## WHAT IS EXPECTED
Go through the data and copy every line in which "Travel" appears.

--- --- ---

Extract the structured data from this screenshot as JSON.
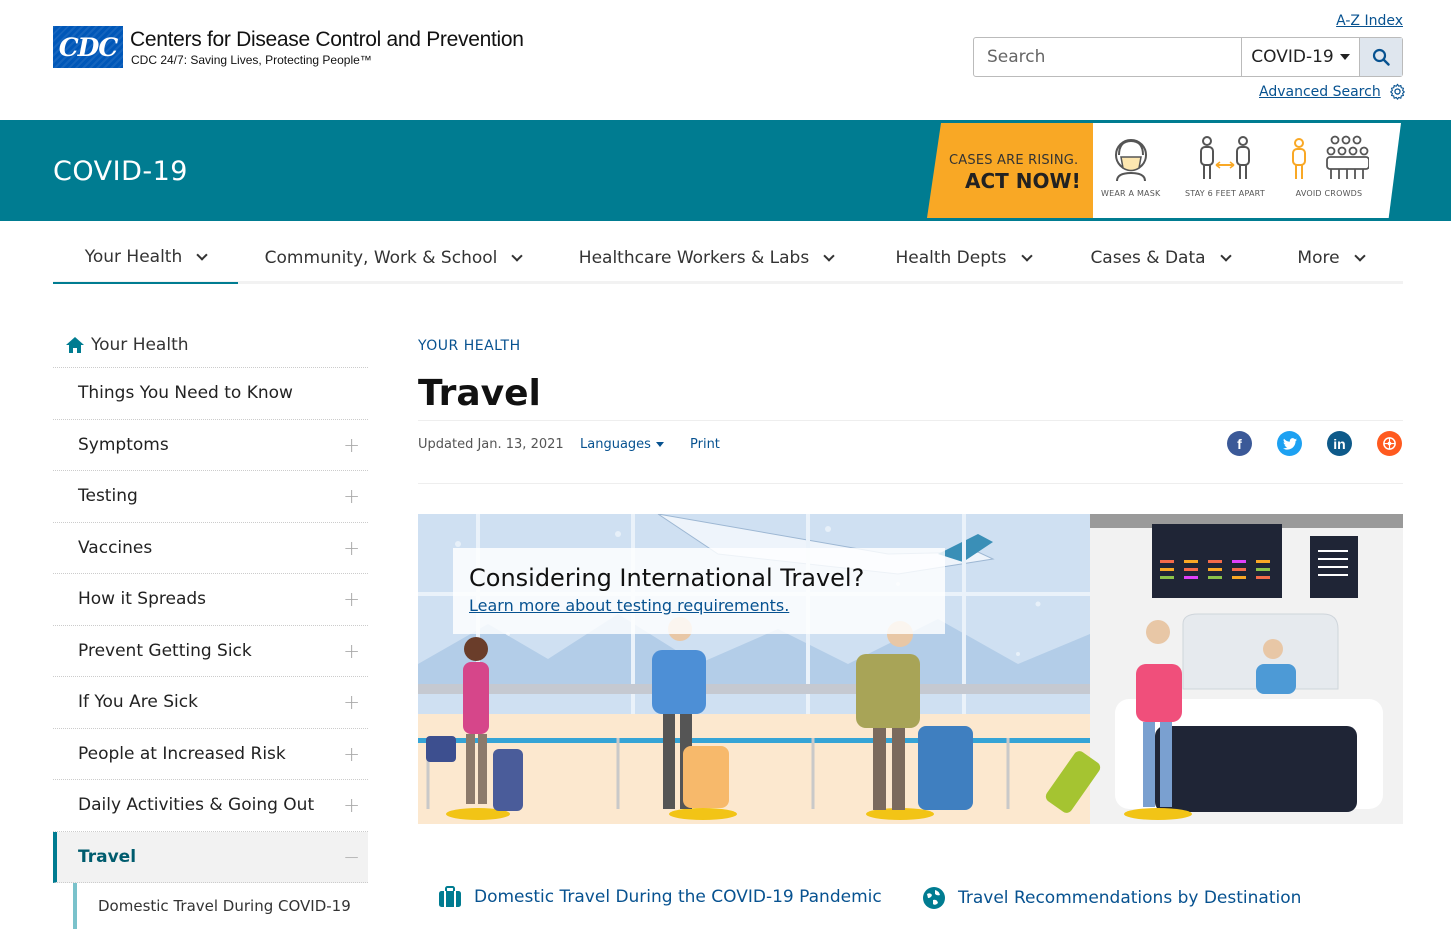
{
  "header": {
    "logo_text": "CDC",
    "org_name": "Centers for Disease Control and Prevention",
    "tagline": "CDC 24/7: Saving Lives, Protecting People™",
    "az_index": "A-Z Index",
    "search_placeholder": "Search",
    "search_scope": "COVID-19",
    "advanced_search": "Advanced Search"
  },
  "banner": {
    "title": "COVID-19",
    "promo_line1": "CASES ARE RISING.",
    "promo_line2": "ACT NOW!",
    "promo_items": [
      "WEAR A MASK",
      "STAY 6 FEET APART",
      "AVOID CROWDS"
    ]
  },
  "nav": {
    "items": [
      "Your Health",
      "Community, Work & School",
      "Healthcare Workers & Labs",
      "Health Depts",
      "Cases & Data",
      "More"
    ]
  },
  "sidebar": {
    "home": "Your Health",
    "items": [
      {
        "label": "Things You Need to Know"
      },
      {
        "label": "Symptoms"
      },
      {
        "label": "Testing"
      },
      {
        "label": "Vaccines"
      },
      {
        "label": "How it Spreads"
      },
      {
        "label": "Prevent Getting Sick"
      },
      {
        "label": "If You Are Sick"
      },
      {
        "label": "People at Increased Risk"
      },
      {
        "label": "Daily Activities & Going Out"
      },
      {
        "label": "Travel"
      }
    ],
    "sub_item": "Domestic Travel During COVID-19"
  },
  "main": {
    "kicker": "YOUR HEALTH",
    "title": "Travel",
    "updated": "Updated Jan. 13, 2021",
    "languages": "Languages",
    "print": "Print",
    "hero_heading": "Considering International Travel?",
    "hero_link": "Learn more about testing requirements.",
    "link1": "Domestic Travel During the COVID-19 Pandemic",
    "link2": "Travel Recommendations by Destination"
  },
  "colors": {
    "brand_teal": "#007c91",
    "link_blue": "#075290",
    "promo_orange": "#f9a825"
  }
}
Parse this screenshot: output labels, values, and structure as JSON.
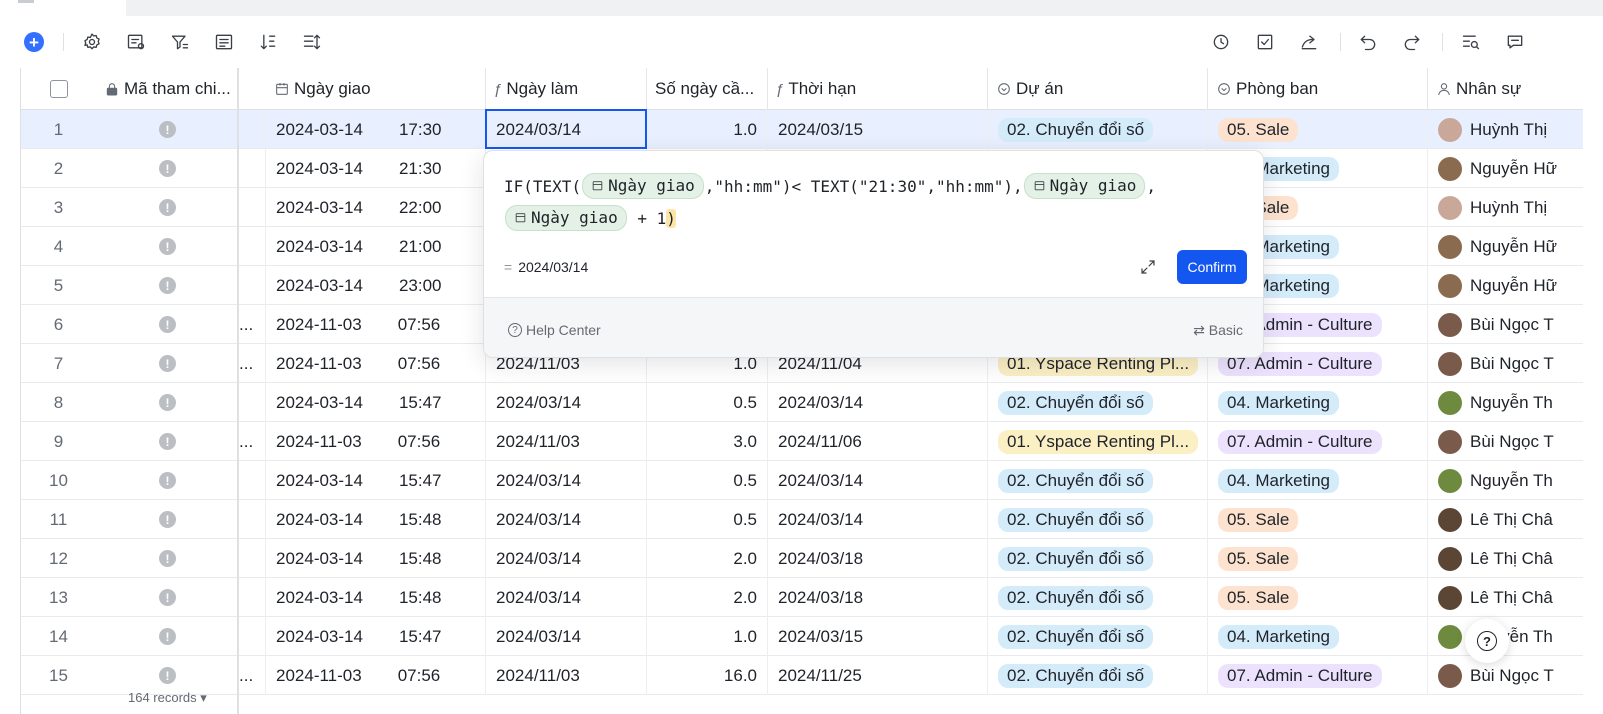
{
  "toolbar": {
    "left_icons": [
      "add-icon",
      "settings-icon",
      "field-settings-icon",
      "filter-icon",
      "group-icon",
      "sort-icon",
      "row-height-icon"
    ],
    "right_icons": [
      "history-icon",
      "checklist-icon",
      "share-icon",
      "undo-icon",
      "redo-icon",
      "search-records-icon",
      "comment-icon"
    ]
  },
  "columns": {
    "ref": "Mã tham chi...",
    "ngay_giao": "Ngày giao",
    "ngay_lam": "Ngày làm",
    "so_ngay": "Số ngày cầ...",
    "thoi_han": "Thời hạn",
    "du_an": "Dự án",
    "phong_ban": "Phòng ban",
    "nhan_su": "Nhân sự"
  },
  "rows": [
    {
      "n": "1",
      "dot": "!",
      "ref": "",
      "date": "2024-03-14",
      "time": "17:30",
      "lam": "2024/03/14",
      "so": "1.0",
      "han": "2024/03/15",
      "duan": "02. Chuyển đổi số",
      "pb": "05. Sale",
      "ns": "Huỳnh Thị"
    },
    {
      "n": "2",
      "dot": "!",
      "ref": "",
      "date": "2024-03-14",
      "time": "21:30",
      "lam": "",
      "so": "",
      "han": "",
      "duan": "",
      "pb": "04. Marketing",
      "ns": "Nguyễn Hữ"
    },
    {
      "n": "3",
      "dot": "!",
      "ref": "",
      "date": "2024-03-14",
      "time": "22:00",
      "lam": "",
      "so": "",
      "han": "",
      "duan": "",
      "pb": "05. Sale",
      "ns": "Huỳnh Thị"
    },
    {
      "n": "4",
      "dot": "!",
      "ref": "",
      "date": "2024-03-14",
      "time": "21:00",
      "lam": "",
      "so": "",
      "han": "",
      "duan": "",
      "pb": "04. Marketing",
      "ns": "Nguyễn Hữ"
    },
    {
      "n": "5",
      "dot": "!",
      "ref": "",
      "date": "2024-03-14",
      "time": "23:00",
      "lam": "",
      "so": "",
      "han": "",
      "duan": "",
      "pb": "04. Marketing",
      "ns": "Nguyễn Hữ"
    },
    {
      "n": "6",
      "dot": "!",
      "ref": "...",
      "date": "2024-11-03",
      "time": "07:56",
      "lam": "",
      "so": "",
      "han": "",
      "duan": "",
      "pb": "07. Admin - Culture",
      "ns": "Bùi Ngọc T"
    },
    {
      "n": "7",
      "dot": "!",
      "ref": "...",
      "date": "2024-11-03",
      "time": "07:56",
      "lam": "2024/11/03",
      "so": "1.0",
      "han": "2024/11/04",
      "duan": "01. Yspace Renting Pl...",
      "pb": "07. Admin - Culture",
      "ns": "Bùi Ngọc T"
    },
    {
      "n": "8",
      "dot": "!",
      "ref": "",
      "date": "2024-03-14",
      "time": "15:47",
      "lam": "2024/03/14",
      "so": "0.5",
      "han": "2024/03/14",
      "duan": "02. Chuyển đổi số",
      "pb": "04. Marketing",
      "ns": "Nguyễn Th"
    },
    {
      "n": "9",
      "dot": "!",
      "ref": "...",
      "date": "2024-11-03",
      "time": "07:56",
      "lam": "2024/11/03",
      "so": "3.0",
      "han": "2024/11/06",
      "duan": "01. Yspace Renting Pl...",
      "pb": "07. Admin - Culture",
      "ns": "Bùi Ngọc T"
    },
    {
      "n": "10",
      "dot": "!",
      "ref": "",
      "date": "2024-03-14",
      "time": "15:47",
      "lam": "2024/03/14",
      "so": "0.5",
      "han": "2024/03/14",
      "duan": "02. Chuyển đổi số",
      "pb": "04. Marketing",
      "ns": "Nguyễn Th"
    },
    {
      "n": "11",
      "dot": "!",
      "ref": "",
      "date": "2024-03-14",
      "time": "15:48",
      "lam": "2024/03/14",
      "so": "0.5",
      "han": "2024/03/14",
      "duan": "02. Chuyển đổi số",
      "pb": "05. Sale",
      "ns": "Lê Thị Châ"
    },
    {
      "n": "12",
      "dot": "!",
      "ref": "",
      "date": "2024-03-14",
      "time": "15:48",
      "lam": "2024/03/14",
      "so": "2.0",
      "han": "2024/03/18",
      "duan": "02. Chuyển đổi số",
      "pb": "05. Sale",
      "ns": "Lê Thị Châ"
    },
    {
      "n": "13",
      "dot": "!",
      "ref": "",
      "date": "2024-03-14",
      "time": "15:48",
      "lam": "2024/03/14",
      "so": "2.0",
      "han": "2024/03/18",
      "duan": "02. Chuyển đổi số",
      "pb": "05. Sale",
      "ns": "Lê Thị Châ"
    },
    {
      "n": "14",
      "dot": "!",
      "ref": "",
      "date": "2024-03-14",
      "time": "15:47",
      "lam": "2024/03/14",
      "so": "1.0",
      "han": "2024/03/15",
      "duan": "02. Chuyển đổi số",
      "pb": "04. Marketing",
      "ns": "Nguyễn Th"
    },
    {
      "n": "15",
      "dot": "!",
      "ref": "...",
      "date": "2024-11-03",
      "time": "07:56",
      "lam": "2024/11/03",
      "so": "16.0",
      "han": "2024/11/25",
      "duan": "02. Chuyển đổi số",
      "pb": "07. Admin - Culture",
      "ns": "Bùi Ngọc T"
    }
  ],
  "tag_colors": {
    "02. Chuyển đổi số": "#d4ebfa",
    "01. Yspace Renting Pl...": "#fbefc4",
    "05. Sale": "#fde3cf",
    "04. Marketing": "#d4ebfa",
    "07. Admin - Culture": "#ece2fe"
  },
  "formula_popup": {
    "if_open": "IF(",
    "text1": "TEXT(",
    "chip_label": "Ngày giao",
    "part2": ",\"hh:mm\")< TEXT(\"21:30\",\"hh:mm\"),",
    "comma": ",",
    "plus": " + 1",
    "close": ")",
    "eq": "=",
    "result": "2024/03/14",
    "confirm": "Confirm",
    "help": "Help Center",
    "basic": "⇄ Basic"
  },
  "footer": {
    "records": "164 records ▾"
  },
  "colors": {
    "accent": "#1456f0",
    "selected_row": "#e8effe"
  }
}
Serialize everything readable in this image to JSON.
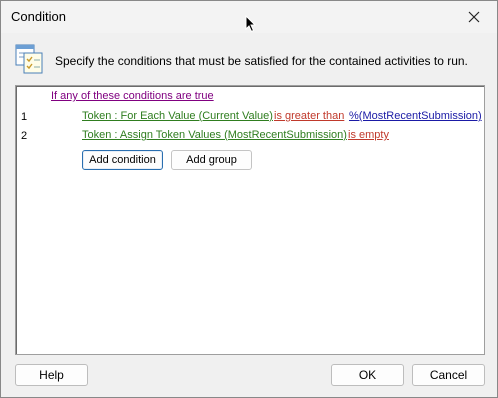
{
  "window": {
    "title": "Condition"
  },
  "header": {
    "description": "Specify the conditions that must be satisfied for the contained activities to run."
  },
  "conditions": {
    "group_label": "If any of these conditions are true",
    "rows": [
      {
        "number": "1",
        "field": "Token : For Each Value (Current Value)",
        "operator": "is greater than",
        "value": "%(MostRecentSubmission)"
      },
      {
        "number": "2",
        "field": "Token : Assign Token Values (MostRecentSubmission)",
        "operator": "is empty",
        "value": ""
      }
    ],
    "add_condition_label": "Add condition",
    "add_group_label": "Add group"
  },
  "footer": {
    "help_label": "Help",
    "ok_label": "OK",
    "cancel_label": "Cancel"
  },
  "icons": {
    "close": "close-icon",
    "header": "conditions-list-icon",
    "cursor": "mouse-pointer-icon"
  }
}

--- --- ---

## FINISHED EXERCISE
        "label": "Travel"
    "sub_item": "Domestic Travel During COVID-19"
    "title": "Travel",
    "hero_heading": "Considering International Travel?",
    "link1": "Domestic Travel During the COVID-19 Pandemic",
    "link2": "Travel Recommendations by Destination"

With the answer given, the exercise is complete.